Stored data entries

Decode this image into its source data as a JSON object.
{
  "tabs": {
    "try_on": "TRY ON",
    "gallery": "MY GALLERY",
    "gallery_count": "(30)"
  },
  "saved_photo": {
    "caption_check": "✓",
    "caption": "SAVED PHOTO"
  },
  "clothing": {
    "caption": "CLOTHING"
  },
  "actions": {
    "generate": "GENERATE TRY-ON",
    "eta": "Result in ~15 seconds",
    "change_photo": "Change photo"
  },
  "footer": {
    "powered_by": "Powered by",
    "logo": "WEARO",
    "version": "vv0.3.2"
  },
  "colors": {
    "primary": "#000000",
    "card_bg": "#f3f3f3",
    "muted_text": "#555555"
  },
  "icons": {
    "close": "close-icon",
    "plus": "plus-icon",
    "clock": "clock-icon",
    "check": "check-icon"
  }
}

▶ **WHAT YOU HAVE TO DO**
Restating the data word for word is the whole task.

▶ **OUTPUT BELOW**
Decode this image into its source data as a JSON object.
{
  "tabs": {
    "try_on": "TRY ON",
    "gallery": "MY GALLERY",
    "gallery_count": "(30)"
  },
  "saved_photo": {
    "caption_check": "✓",
    "caption": "SAVED PHOTO"
  },
  "clothing": {
    "caption": "CLOTHING"
  },
  "actions": {
    "generate": "GENERATE TRY-ON",
    "eta": "Result in ~15 seconds",
    "change_photo": "Change photo"
  },
  "footer": {
    "powered_by": "Powered by",
    "logo": "WEARO",
    "version": "vv0.3.2"
  },
  "colors": {
    "primary": "#000000",
    "card_bg": "#f3f3f3",
    "muted_text": "#555555"
  },
  "icons": {
    "close": "close-icon",
    "plus": "plus-icon",
    "clock": "clock-icon",
    "check": "check-icon"
  }
}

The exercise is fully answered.